Prompt: Going through the records that follow, please count the lines with "time" in them and give only the count.

Source records:
::::::

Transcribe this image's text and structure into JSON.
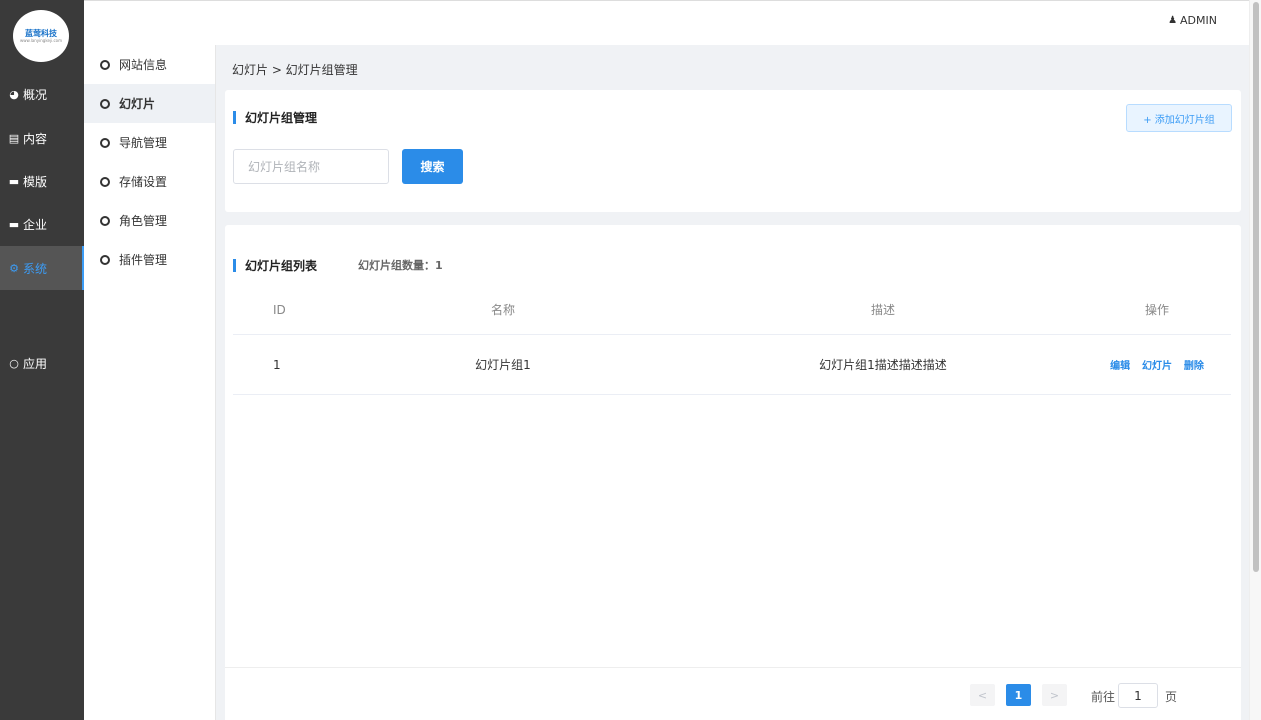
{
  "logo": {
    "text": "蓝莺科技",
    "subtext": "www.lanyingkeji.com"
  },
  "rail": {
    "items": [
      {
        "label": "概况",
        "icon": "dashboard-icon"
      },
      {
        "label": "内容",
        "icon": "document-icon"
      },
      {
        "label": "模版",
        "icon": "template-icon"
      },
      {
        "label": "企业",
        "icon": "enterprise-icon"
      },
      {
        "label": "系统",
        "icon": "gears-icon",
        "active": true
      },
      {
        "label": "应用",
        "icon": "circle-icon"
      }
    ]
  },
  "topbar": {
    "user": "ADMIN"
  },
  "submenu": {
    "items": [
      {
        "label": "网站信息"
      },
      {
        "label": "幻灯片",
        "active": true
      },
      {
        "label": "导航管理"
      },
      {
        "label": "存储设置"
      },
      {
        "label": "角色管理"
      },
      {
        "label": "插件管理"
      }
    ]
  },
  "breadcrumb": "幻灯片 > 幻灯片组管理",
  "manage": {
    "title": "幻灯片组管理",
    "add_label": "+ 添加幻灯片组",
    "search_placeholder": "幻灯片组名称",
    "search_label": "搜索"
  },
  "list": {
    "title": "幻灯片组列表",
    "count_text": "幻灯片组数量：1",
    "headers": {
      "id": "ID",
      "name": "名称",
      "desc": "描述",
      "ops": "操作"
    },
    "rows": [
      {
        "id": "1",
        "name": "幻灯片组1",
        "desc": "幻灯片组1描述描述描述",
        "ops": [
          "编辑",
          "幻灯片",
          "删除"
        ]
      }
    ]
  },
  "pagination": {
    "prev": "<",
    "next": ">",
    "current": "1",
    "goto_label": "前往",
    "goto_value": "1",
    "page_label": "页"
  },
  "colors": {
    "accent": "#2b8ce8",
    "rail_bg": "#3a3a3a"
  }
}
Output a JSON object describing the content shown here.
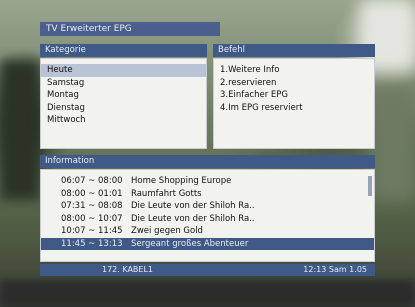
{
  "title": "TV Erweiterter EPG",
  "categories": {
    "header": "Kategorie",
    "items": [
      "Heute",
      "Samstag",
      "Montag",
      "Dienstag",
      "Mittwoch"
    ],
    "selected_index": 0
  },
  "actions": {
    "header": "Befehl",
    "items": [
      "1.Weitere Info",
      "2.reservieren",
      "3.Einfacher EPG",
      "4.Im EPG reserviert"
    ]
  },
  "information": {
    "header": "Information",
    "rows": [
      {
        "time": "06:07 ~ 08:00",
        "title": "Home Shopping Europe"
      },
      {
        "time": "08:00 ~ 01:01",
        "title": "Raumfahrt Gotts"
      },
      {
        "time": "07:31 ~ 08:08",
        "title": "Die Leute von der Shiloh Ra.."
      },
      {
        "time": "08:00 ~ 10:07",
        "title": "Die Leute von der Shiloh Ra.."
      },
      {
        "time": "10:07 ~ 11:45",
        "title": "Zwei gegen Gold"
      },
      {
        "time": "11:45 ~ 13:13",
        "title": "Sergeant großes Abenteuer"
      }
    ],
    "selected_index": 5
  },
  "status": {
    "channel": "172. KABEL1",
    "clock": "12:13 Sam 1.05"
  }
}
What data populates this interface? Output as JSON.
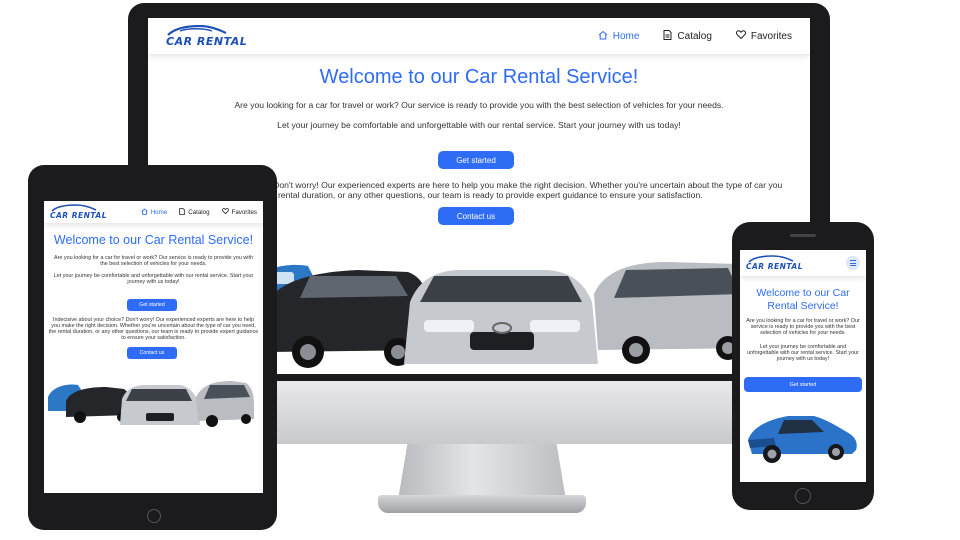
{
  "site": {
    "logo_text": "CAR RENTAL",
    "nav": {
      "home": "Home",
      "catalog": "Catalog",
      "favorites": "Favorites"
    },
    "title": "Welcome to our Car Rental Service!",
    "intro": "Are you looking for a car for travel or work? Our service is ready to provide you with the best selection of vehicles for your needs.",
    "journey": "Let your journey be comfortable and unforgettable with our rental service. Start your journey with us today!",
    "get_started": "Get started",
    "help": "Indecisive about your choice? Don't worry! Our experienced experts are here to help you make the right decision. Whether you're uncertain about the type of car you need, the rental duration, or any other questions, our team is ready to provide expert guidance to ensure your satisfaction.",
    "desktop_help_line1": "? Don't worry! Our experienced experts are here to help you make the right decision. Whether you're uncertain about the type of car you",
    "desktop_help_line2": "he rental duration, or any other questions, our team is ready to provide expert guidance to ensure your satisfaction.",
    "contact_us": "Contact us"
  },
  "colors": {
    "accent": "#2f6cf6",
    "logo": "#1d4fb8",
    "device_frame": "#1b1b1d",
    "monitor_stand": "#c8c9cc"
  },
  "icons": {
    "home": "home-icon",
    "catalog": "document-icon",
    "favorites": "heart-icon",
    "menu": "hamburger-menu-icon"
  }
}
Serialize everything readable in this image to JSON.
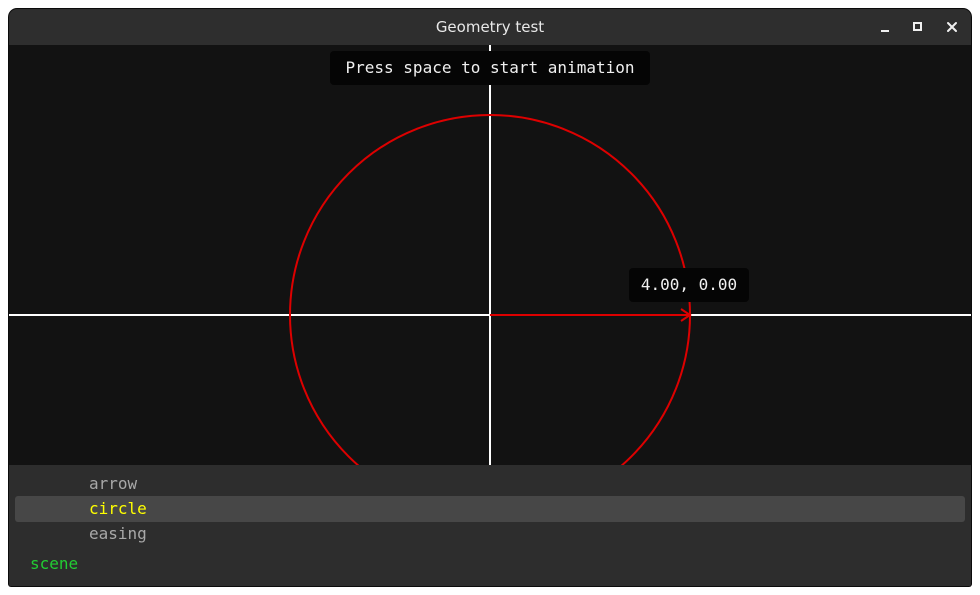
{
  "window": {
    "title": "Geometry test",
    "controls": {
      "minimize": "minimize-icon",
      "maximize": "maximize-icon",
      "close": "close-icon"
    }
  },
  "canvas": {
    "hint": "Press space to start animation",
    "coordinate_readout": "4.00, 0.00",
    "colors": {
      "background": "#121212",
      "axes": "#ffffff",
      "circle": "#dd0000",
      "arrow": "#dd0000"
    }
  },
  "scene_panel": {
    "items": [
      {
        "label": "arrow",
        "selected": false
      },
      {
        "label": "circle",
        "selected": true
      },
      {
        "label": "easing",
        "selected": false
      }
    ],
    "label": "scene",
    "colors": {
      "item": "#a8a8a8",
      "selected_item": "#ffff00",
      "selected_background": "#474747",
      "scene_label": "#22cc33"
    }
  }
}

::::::

Answer box: 6